On Oct. 20, 1884, reform-minded businessmen met at the Academy of Music to choose a clean government slate at the upcoming city elections. They nominated Grace, creating a three-way race between Grace, the Tammanyite and the Republican, who had agreed to take a dive in Tammany's favor. T.R., learning of the Tammany-GOP deal, came out for Grace. It was an amazingly dirty campaign. Tammany even called into question whether Grace had been lawfully naturalized. Most people thought Tammany's violent attacks on Grace were a most powerful endorsement of his integrity, and so he won by 10,000 votes.
Grace's second term was less dramatic. He understood the job now, and his appointments were generally strong. The legislature approved his bill to require that all city franchises be sold to the highest bidder. Surely, he must have allowed himself a moment of glee when he formally accepted the gift of the Statue of Liberty from the French Republic in the name of the United States.

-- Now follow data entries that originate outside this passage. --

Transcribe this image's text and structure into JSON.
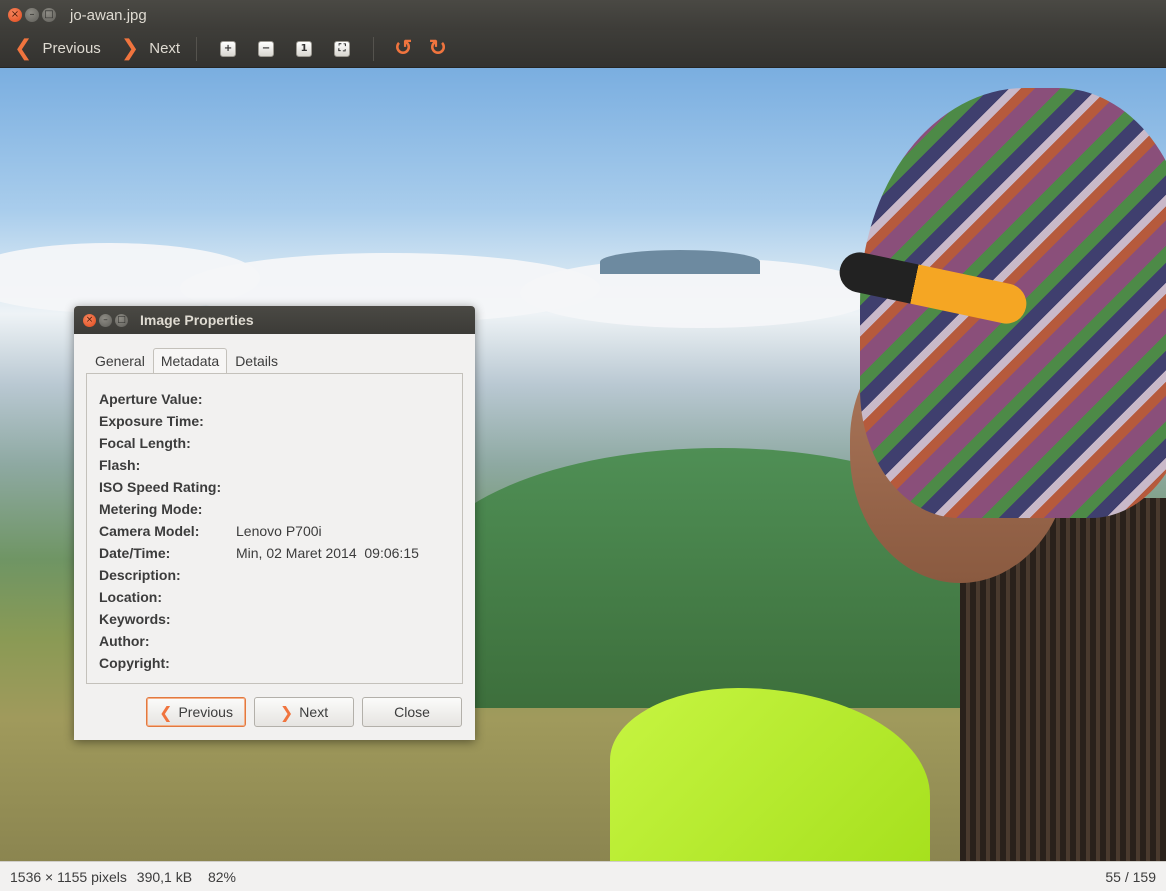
{
  "window": {
    "title": "jo-awan.jpg"
  },
  "toolbar": {
    "previous_label": "Previous",
    "next_label": "Next",
    "icons": [
      "zoom-in-icon",
      "zoom-out-icon",
      "zoom-normal-icon",
      "zoom-fit-icon",
      "rotate-left-icon",
      "rotate-right-icon"
    ]
  },
  "statusbar": {
    "dimensions": "1536 × 1155 pixels",
    "filesize": "390,1 kB",
    "zoom": "82%",
    "position": "55 / 159"
  },
  "dialog": {
    "title": "Image Properties",
    "tabs": [
      {
        "label": "General",
        "active": false
      },
      {
        "label": "Metadata",
        "active": true
      },
      {
        "label": "Details",
        "active": false
      }
    ],
    "metadata": [
      {
        "label": "Aperture Value:",
        "value": ""
      },
      {
        "label": "Exposure Time:",
        "value": ""
      },
      {
        "label": "Focal Length:",
        "value": ""
      },
      {
        "label": "Flash:",
        "value": ""
      },
      {
        "label": "ISO Speed Rating:",
        "value": ""
      },
      {
        "label": "Metering Mode:",
        "value": ""
      },
      {
        "label": "Camera Model:",
        "value": "Lenovo P700i"
      },
      {
        "label": "Date/Time:",
        "value": "Min, 02 Maret 2014  09:06:15"
      },
      {
        "label": "Description:",
        "value": ""
      },
      {
        "label": "Location:",
        "value": ""
      },
      {
        "label": "Keywords:",
        "value": ""
      },
      {
        "label": "Author:",
        "value": ""
      },
      {
        "label": "Copyright:",
        "value": ""
      }
    ],
    "buttons": {
      "previous": "Previous",
      "next": "Next",
      "close": "Close"
    }
  },
  "colors": {
    "accent": "#f0743e",
    "titlebar": "#3c3b37",
    "dialog_bg": "#f2f1f0"
  }
}
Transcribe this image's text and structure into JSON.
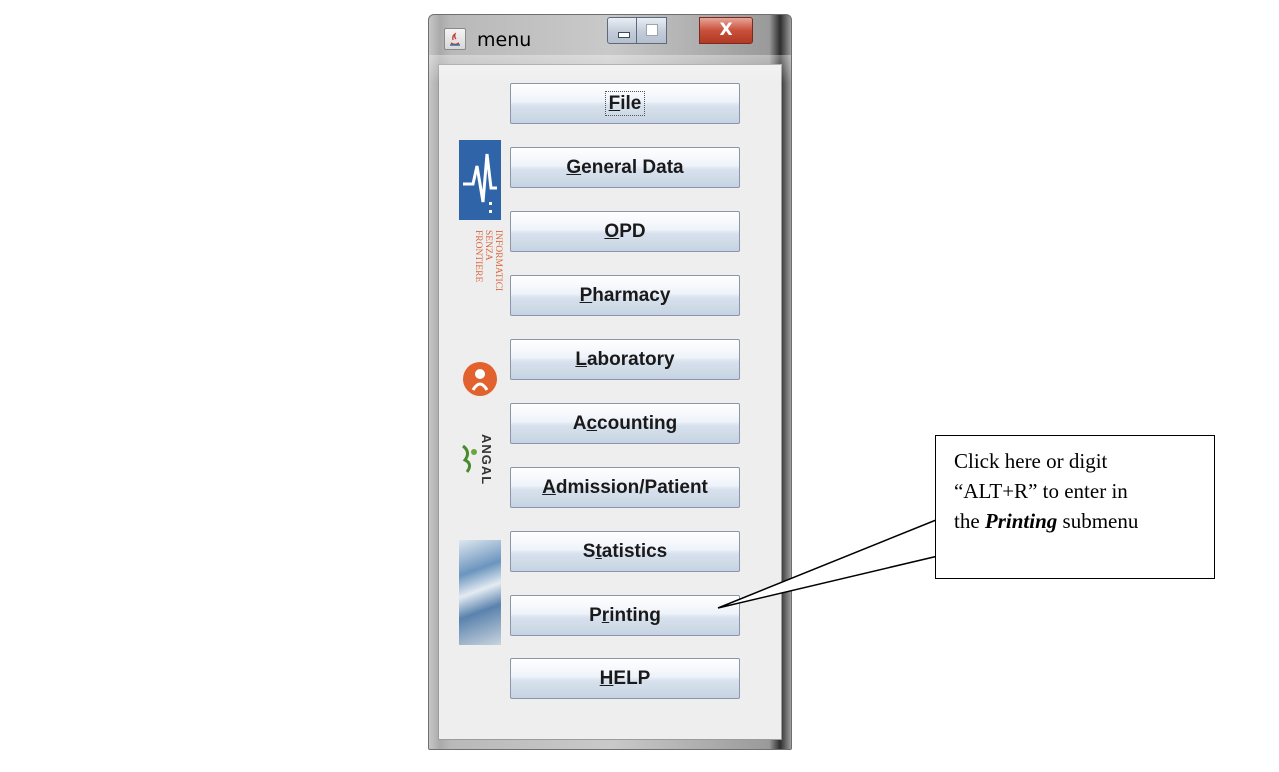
{
  "window": {
    "title": "menu",
    "close_glyph": "X"
  },
  "logos": {
    "isf_text": "INFORMATICI\nSENZA\nFRONTIERE",
    "angal_text": "ANGAL"
  },
  "menu": {
    "buttons": [
      {
        "label": "File",
        "mnemonic": "F",
        "focused": true
      },
      {
        "label": "General Data",
        "mnemonic": "G"
      },
      {
        "label": "OPD",
        "mnemonic": "O"
      },
      {
        "label": "Pharmacy",
        "mnemonic": "P"
      },
      {
        "label": "Laboratory",
        "mnemonic": "L"
      },
      {
        "label": "Accounting",
        "mnemonic": "c"
      },
      {
        "label": "Admission/Patient",
        "mnemonic": "A"
      },
      {
        "label": "Statistics",
        "mnemonic": "t"
      },
      {
        "label": "Printing",
        "mnemonic": "r"
      },
      {
        "label": "HELP",
        "mnemonic": "H"
      }
    ]
  },
  "callout": {
    "line1": "Click here or digit",
    "line2": "“ALT+R” to enter in",
    "line3_pre": "the ",
    "line3_em": "Printing",
    "line3_post": " submenu"
  },
  "colors": {
    "button_border": "#8a97a8",
    "close_red": "#c9503a",
    "isf_orange": "#d9653c",
    "asm_blue": "#2f65a8"
  }
}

After his second term Grace again returned to private life. In 1900, he dislocated his shoulder in a fall. Thereafter, he was never an entirely well man. Yet there were flashes of the old fire. Marquis James in Merchant Adventurer, his biography of Grace, states that the former mayor sometimes rode the 3rd Ave. elevated from his home on 79th St. to his offices on Hanover Square. "One day in his seventieth year, he arose to give his seat to a lady. A young man dropped into the seat. Mr. Grace took the young man by the collar and lifted him to his feet."
On Dec. 7, 1903, W.R. Grace left his office and went straight home with a bad cold. Pneumonia developed in both lungs. He seemed to recover and began transacting business from his bed. Early in March, however, his health collapsed. On March 20, 1904, he asked about one of his steamers. Then he slipped into a coma and died.